A new interview with Beats 1 head Zane Lowe emphasizes Apple's message about how streaming is the future, and that Apple is possibly looking to expand live Beats-branded streaming radio stations even further.
Speaking with Cnet, the face of Apple's Beats 1 effort noted that Apple was constantly looking to grow the service, including live radio shows such as those found on Beats 1 — but there was nothing to specifically confirm yet.
"All those discussions are being had right now. Until we have something — you've said it before, Apple will go and work on things, and they present it when they feel it's right," said Lowe, when asked about expansion. "That's the answer. We're working on it."
Apple Music and Beats One as customer attractor
Lowe believes that the streaming that Beats 1 provides is crucial to expanding Apple Music, and a logical out-growth of Apple hardware. The whole Apple Music ecosystem gives Apple a foothold on unexplored markets, and areas, according to the host.
"We're going into places we've never been before. It's Apple's only streaming service. It has never made content, it has never made TV, it has never done radio show," said Lowe about the service. "And, to be fair, what we've achieved in 18 months is unbelievable. They're all in."

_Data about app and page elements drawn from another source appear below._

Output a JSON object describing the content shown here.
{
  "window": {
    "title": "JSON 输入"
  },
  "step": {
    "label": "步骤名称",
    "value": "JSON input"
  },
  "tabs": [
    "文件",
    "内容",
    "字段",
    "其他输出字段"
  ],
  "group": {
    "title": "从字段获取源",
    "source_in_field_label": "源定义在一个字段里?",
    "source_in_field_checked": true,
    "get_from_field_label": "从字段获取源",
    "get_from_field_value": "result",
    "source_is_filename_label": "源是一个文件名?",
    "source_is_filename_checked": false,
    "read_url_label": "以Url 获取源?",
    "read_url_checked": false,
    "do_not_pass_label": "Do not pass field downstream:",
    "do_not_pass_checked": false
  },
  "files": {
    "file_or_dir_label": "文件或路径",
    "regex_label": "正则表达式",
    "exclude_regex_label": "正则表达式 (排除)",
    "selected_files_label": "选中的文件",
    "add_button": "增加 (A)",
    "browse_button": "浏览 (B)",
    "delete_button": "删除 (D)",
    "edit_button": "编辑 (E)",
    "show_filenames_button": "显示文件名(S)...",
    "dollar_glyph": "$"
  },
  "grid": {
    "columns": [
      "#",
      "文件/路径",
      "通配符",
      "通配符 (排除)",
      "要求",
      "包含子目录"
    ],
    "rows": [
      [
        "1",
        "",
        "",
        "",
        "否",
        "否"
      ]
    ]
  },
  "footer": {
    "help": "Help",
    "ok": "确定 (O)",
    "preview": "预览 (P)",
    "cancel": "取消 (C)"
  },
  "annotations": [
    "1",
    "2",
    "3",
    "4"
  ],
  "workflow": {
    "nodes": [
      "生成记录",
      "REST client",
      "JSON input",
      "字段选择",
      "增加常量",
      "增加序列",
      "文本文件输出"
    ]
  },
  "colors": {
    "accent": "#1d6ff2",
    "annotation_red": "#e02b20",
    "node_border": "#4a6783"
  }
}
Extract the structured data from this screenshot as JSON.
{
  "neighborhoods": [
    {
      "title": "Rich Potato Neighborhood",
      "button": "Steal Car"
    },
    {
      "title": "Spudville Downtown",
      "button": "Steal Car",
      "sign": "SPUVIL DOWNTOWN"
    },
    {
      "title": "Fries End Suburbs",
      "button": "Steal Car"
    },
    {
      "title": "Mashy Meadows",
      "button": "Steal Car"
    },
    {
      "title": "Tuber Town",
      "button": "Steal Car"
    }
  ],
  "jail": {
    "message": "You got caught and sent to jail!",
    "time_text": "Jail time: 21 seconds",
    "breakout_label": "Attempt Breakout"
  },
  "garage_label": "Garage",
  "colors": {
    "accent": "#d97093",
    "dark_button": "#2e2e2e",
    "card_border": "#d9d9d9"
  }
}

Exclusives are good, but not vital
Over time, the importance of exclusives have waned as an attractor. Instead, Lowe believes that the presentation of the music is vital.
"In terms of albums and campaigns and whether they go with one [platform] or not, it really has to be in the hands of artist," said Lowe. "Distribution is a choice, and artists should be entitled to decide how they want their record to go. Is it better or not for fans? I just think it's how it's always been."
"Distribution is a choice, but it's not a hook I hang anything on," added Lowe. "What can I do with the record when I get it? How can I make noise for that artist and make as much noise as possible? That's all I care about."
Discovery, through Apple Music
When Beats 1 launched, Lowe said that they started as a conventional "radio model," but that has evolved into a discovery engine since the service launched.
"Imagine Apple Music as a store. We're the front window," declared Lowe. "We're the thing you see by the counter."
"You could put the record in a playlist, put it in a library, just let it exist and hopefully we find it. But culture is what the artist wants it to be. They want to create layers of thought, excitement and vision, and tell you how the record was made," said Lowe of the music discovery process. "They want to share that experience with you. That's what Beats 1 really is designed to do. It was to keep pace with the culture, so that it goes perfectly with the commodity."